Don't believe all you read

What do you make of the latest reports of the study published in the February issue of the Journal of the American Medical Association (JAMA) which found low-fat diets do not decrease cancer or heart disease risk in women?

From the print and news reports it seems like the study, done on over 49,000 women over an eight year period, undermines years of reports stating the benefits of a low-fat diet in reducing disease risk.

First off I remind you all of the fist slide I showed you all at the workshop. The one in which the National Academy of Science analyzed 30 of the most popular lay magazine and found many lacking in their scientific and nutritional accuracy.

Many reports are often misrepresented or mis-leading. This report is another in the list. If you look over the study itself you find that while the women in the low-fat group ate significantly lower fat level (29 percent versus 35 percent) it was no where near the 10 percent level which Dean Ornish and others have found is required for regression of disease.

In fact, at 29 percent it is only slightly lower than the Step One diet recommended for fat at less than 30 percent of the total calories for initial dietary modification by the American Medical Association. And if blood lipid values don't change favorably the diet progresses to Step two at less than twenty percent.

Another question is what types of fats were each group eating.
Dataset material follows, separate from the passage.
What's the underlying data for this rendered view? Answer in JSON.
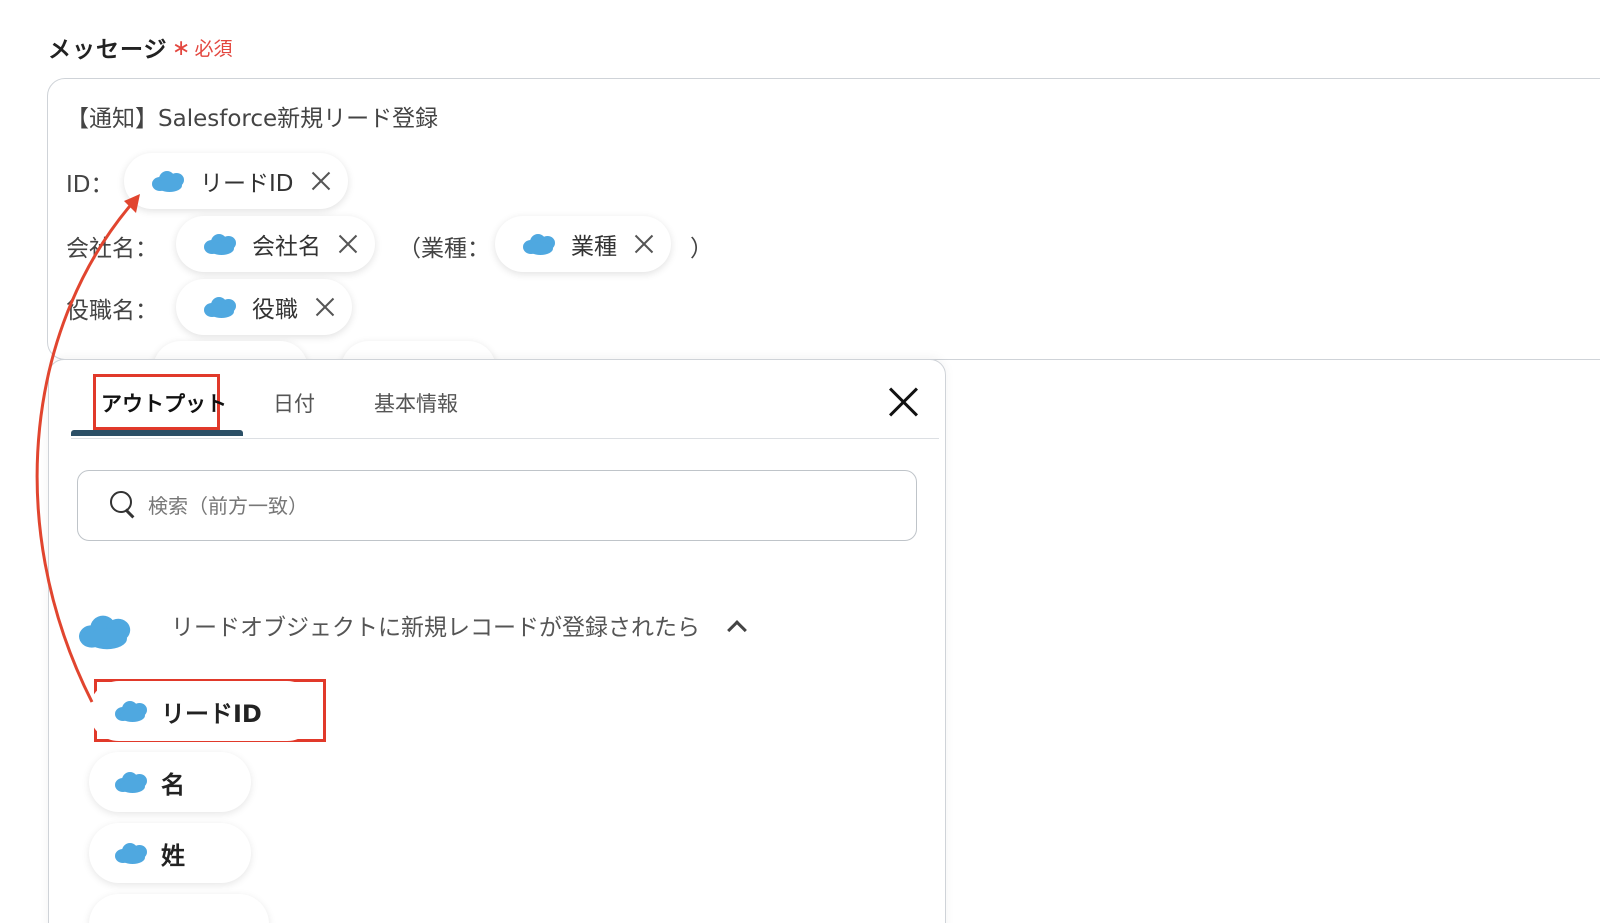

While an extremely low-fat diet was previously recommended for reduction of disease risk more recent research supports the notion that it is the type of fat in the diet which is more important than overall fat intake. If the saturated fat content of both diet groups were similar then one would not expect a difference in disease rates.
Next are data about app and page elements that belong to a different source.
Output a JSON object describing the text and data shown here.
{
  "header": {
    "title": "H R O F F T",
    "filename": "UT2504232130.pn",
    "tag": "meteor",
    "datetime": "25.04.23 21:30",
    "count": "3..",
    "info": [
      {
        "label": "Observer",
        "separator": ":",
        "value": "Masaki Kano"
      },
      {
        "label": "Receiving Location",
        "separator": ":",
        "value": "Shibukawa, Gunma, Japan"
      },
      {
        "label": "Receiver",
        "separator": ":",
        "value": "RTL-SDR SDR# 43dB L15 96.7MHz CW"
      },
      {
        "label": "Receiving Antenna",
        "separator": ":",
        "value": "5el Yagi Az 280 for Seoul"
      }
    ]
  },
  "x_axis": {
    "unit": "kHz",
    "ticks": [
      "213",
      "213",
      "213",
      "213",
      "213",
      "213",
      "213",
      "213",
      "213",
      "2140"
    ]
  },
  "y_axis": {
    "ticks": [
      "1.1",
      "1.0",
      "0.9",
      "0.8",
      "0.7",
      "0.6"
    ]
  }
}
Another possibility was that the lower fat group was taking in too much saturated fat and not enough mono-, and poly-unsaturated healthy fats. There might be a threshold below which saturated fat must be kept in order to reduce disease progression and disease risk.
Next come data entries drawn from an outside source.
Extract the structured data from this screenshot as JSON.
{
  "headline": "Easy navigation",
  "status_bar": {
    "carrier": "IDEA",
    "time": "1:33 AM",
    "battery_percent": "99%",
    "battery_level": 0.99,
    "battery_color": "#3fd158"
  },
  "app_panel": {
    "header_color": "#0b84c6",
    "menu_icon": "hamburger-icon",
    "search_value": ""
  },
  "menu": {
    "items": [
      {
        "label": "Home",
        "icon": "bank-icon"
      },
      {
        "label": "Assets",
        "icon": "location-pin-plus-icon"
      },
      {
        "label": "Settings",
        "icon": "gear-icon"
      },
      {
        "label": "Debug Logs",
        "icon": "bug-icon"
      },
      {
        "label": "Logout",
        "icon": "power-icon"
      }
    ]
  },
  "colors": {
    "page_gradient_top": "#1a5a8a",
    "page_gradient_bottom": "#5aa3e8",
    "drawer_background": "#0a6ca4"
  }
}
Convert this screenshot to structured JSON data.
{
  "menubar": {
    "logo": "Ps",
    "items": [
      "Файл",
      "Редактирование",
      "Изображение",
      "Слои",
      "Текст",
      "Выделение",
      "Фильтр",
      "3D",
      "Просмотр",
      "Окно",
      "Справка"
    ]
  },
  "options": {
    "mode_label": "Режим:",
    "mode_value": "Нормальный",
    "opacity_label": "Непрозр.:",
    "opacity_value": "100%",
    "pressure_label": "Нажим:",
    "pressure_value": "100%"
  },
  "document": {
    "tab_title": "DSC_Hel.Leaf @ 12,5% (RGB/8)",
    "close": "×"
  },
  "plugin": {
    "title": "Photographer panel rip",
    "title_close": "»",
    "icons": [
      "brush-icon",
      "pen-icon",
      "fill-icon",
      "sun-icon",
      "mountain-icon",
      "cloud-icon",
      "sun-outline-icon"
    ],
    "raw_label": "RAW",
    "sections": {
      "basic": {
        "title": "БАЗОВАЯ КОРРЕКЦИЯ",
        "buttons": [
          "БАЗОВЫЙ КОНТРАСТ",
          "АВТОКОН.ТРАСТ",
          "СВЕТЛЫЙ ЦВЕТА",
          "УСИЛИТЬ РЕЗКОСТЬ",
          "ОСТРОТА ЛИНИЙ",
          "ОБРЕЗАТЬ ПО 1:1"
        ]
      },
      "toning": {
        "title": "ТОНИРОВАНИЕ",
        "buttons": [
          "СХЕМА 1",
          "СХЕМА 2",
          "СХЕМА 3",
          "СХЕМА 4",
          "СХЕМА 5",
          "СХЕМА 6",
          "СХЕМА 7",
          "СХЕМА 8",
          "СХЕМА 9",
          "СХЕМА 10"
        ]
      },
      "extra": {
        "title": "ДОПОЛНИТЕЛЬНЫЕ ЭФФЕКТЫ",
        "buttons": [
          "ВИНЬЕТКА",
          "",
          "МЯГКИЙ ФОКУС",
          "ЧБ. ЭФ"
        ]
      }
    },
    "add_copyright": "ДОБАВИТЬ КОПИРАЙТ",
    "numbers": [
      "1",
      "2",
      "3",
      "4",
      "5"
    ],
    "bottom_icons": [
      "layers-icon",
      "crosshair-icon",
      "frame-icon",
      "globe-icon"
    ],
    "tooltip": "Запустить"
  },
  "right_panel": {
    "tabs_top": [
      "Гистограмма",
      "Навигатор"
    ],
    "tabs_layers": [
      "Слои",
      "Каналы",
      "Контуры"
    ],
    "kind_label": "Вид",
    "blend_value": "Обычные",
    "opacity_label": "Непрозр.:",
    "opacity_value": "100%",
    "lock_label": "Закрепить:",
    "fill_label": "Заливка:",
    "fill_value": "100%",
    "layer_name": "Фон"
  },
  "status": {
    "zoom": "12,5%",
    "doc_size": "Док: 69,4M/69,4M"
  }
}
While the study provides some insights into the role of diet into disease risk it seems to open up many more questions. Before believing all the reports in the news be aware that many headlines and quotes are taken out of context, sensationalized, or incomplete as to what can truly be stated based on the study involved.

Written by Dr. Sternlicht for on 2.09.06